--- SOURCE RECORDS Enclosed Below ---
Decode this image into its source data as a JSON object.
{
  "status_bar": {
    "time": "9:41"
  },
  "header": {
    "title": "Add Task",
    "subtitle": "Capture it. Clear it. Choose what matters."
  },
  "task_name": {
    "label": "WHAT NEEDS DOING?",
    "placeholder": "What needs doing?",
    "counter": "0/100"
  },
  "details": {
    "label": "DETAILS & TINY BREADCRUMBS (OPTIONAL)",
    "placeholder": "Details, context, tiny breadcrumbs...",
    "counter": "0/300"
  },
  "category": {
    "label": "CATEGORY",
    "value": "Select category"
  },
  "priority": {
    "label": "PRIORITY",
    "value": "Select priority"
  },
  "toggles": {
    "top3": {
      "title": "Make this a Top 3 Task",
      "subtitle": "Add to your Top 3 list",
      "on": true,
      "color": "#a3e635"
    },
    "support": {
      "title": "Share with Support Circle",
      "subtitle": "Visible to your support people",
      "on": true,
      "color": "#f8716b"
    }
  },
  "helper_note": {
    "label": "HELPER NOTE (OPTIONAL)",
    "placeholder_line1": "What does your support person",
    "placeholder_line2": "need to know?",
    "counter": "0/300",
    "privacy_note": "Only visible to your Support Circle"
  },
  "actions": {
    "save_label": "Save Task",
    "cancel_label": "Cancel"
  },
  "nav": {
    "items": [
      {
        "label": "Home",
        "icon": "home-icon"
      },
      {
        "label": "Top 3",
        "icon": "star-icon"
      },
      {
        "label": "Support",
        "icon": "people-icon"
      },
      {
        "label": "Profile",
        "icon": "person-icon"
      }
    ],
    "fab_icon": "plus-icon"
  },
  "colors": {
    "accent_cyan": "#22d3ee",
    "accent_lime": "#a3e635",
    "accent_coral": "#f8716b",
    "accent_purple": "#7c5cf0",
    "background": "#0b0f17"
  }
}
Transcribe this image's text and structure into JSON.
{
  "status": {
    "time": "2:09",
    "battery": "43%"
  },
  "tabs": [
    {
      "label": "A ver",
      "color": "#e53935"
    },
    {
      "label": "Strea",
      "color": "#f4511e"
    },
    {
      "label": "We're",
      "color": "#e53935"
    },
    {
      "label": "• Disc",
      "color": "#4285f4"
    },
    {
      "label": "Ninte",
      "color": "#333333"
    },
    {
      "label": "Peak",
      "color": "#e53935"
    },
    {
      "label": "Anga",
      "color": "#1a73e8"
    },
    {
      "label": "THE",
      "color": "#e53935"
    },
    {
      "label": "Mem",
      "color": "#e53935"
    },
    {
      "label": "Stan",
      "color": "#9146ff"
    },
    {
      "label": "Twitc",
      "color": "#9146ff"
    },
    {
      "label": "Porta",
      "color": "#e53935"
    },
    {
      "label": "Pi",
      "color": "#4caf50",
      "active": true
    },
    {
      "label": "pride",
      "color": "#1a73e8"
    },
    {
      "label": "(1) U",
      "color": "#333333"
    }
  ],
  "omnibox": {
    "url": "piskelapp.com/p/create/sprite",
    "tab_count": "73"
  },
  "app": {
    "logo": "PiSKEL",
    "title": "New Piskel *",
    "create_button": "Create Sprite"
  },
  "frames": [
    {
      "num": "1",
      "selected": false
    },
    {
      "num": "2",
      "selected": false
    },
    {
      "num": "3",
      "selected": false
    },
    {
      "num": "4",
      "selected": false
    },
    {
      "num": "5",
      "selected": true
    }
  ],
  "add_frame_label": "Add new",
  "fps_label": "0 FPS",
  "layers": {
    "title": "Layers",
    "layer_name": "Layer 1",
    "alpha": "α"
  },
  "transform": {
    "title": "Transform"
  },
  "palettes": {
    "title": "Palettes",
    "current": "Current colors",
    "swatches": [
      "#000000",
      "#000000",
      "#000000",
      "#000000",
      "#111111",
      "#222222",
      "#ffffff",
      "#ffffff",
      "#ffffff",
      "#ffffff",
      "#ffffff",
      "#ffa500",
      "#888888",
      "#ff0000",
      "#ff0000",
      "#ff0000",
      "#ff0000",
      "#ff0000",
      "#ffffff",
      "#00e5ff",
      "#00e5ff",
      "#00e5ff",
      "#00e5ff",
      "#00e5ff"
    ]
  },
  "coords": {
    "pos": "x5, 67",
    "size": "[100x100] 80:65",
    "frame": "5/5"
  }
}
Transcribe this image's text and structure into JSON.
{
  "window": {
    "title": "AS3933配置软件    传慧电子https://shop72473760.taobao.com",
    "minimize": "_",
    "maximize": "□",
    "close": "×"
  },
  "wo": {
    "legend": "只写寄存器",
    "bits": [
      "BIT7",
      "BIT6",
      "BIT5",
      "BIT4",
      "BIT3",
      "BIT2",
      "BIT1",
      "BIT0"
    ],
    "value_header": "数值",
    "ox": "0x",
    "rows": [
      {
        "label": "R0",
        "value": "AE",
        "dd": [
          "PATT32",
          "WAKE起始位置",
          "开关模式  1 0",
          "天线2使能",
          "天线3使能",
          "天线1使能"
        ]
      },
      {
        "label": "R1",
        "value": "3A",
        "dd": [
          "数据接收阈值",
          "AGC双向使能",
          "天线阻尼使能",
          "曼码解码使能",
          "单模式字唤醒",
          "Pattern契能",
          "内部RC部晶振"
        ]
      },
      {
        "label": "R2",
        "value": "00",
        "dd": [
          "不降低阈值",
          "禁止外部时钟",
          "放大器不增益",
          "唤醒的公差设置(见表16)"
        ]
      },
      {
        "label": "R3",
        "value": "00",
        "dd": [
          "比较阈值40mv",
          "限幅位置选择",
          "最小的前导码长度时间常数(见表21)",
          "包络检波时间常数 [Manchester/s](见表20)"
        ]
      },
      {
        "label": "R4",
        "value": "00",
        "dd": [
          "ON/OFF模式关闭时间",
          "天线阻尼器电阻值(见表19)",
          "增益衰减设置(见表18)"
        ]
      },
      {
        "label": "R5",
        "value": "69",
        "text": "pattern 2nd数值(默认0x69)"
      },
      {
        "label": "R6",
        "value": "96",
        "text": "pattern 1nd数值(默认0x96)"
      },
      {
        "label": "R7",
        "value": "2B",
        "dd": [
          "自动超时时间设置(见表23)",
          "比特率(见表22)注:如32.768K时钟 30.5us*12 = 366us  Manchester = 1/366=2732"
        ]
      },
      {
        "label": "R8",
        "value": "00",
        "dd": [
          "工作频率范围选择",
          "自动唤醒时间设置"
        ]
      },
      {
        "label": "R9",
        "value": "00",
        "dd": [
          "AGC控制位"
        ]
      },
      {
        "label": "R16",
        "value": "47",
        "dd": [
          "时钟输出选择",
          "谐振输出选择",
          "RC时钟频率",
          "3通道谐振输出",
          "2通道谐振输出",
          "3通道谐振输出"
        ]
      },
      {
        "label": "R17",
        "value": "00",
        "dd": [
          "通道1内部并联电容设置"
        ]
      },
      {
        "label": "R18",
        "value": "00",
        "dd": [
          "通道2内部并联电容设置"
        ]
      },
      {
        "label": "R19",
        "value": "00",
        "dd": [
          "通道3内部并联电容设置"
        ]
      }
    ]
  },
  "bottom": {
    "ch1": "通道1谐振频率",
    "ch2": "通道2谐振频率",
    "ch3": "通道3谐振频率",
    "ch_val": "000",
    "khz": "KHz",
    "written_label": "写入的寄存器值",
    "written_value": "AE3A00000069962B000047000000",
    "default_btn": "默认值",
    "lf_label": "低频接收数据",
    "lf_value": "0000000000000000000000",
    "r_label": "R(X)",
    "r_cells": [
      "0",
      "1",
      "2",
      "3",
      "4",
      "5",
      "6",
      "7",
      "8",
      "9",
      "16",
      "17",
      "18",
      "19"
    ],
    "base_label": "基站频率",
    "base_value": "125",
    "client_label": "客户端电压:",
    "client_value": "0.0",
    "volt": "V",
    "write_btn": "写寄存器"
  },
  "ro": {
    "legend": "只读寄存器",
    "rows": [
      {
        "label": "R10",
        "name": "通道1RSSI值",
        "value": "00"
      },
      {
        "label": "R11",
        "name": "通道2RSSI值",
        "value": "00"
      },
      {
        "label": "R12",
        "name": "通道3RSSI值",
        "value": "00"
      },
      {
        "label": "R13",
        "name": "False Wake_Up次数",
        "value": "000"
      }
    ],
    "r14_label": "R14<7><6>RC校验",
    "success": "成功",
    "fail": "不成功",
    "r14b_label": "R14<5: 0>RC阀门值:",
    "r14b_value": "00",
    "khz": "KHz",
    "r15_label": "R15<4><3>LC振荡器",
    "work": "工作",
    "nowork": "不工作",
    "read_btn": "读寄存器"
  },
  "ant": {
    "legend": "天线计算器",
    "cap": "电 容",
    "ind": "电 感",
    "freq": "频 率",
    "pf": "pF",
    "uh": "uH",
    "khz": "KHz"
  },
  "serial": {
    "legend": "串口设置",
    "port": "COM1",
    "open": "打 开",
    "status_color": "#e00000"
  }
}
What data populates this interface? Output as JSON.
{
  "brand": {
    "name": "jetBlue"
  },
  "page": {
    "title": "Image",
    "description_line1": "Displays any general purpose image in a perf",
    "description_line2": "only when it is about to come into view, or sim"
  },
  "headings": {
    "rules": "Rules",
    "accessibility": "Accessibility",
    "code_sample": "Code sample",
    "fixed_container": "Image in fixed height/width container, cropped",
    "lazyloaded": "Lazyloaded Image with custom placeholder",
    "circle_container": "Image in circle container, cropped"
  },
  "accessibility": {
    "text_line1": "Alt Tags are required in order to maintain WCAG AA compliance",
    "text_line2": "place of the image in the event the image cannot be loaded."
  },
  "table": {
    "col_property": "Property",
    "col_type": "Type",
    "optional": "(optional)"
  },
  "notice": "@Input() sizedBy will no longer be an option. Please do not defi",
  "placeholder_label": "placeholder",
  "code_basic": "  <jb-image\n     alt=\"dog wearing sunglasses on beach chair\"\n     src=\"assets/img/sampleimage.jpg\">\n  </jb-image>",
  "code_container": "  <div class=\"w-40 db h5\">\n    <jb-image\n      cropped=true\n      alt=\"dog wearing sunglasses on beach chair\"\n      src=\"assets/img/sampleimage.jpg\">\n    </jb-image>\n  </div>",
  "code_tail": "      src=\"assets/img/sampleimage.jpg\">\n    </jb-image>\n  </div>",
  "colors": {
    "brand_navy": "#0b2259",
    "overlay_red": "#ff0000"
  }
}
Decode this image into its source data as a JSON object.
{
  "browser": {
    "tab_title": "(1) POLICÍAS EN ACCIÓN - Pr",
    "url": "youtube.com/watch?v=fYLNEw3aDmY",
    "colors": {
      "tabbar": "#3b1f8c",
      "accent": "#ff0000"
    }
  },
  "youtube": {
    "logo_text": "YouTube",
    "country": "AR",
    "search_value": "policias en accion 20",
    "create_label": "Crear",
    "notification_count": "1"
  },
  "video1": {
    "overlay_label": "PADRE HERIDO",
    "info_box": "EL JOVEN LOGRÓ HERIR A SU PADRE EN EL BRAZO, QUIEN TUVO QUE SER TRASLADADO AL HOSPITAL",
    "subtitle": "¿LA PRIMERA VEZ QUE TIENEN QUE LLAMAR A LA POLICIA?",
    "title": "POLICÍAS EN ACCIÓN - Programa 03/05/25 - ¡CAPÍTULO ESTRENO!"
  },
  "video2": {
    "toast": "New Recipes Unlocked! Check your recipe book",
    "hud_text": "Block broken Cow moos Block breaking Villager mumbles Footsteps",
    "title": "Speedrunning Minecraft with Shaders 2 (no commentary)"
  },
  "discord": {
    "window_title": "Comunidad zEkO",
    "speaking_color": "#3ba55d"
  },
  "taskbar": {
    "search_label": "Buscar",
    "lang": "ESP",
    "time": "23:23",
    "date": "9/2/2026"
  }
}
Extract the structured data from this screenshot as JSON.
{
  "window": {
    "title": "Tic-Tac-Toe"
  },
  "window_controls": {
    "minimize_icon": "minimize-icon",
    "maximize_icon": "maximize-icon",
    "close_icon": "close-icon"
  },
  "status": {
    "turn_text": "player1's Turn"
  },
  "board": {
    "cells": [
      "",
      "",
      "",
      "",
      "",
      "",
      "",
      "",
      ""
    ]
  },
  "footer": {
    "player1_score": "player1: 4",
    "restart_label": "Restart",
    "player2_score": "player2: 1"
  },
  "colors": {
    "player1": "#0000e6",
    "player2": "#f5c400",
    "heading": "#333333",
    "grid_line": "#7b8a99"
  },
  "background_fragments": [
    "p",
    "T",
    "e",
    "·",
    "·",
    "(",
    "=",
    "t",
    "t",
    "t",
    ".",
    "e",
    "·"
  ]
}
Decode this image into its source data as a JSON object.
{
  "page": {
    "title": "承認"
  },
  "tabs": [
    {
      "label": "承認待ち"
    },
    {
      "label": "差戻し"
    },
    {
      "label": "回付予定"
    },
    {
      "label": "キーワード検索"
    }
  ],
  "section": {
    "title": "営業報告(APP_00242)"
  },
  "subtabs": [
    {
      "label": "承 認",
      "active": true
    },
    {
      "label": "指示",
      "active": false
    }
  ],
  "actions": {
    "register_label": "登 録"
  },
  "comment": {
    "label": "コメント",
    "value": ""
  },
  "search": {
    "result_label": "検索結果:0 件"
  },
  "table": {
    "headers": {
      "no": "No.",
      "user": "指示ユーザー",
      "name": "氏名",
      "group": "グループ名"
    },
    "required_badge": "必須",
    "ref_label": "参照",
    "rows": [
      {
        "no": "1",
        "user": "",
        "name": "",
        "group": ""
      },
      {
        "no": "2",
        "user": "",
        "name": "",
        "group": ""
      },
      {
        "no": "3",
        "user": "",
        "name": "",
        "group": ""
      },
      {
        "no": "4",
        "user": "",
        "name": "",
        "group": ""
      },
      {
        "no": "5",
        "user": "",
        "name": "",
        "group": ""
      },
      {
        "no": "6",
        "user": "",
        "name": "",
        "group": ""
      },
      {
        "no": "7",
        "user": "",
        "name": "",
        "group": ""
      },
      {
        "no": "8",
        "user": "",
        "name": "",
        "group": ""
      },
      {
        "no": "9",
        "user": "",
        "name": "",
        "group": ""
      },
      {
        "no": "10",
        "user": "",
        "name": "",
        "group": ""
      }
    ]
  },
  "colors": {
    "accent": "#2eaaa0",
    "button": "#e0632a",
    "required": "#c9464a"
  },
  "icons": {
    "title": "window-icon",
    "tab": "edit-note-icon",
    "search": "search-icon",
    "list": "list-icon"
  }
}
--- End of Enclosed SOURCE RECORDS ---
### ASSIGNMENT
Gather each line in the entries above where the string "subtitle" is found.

### EXERCISE RESULT
    "subtitle": "Capture it. Clear it. Choose what matters."
      "subtitle": "Add to your Top 3 list",
      "subtitle": "Visible to your support people",
    "subtitle": "¿LA PRIMERA VEZ QUE TIENEN QUE LLAMAR A LA POLICIA?",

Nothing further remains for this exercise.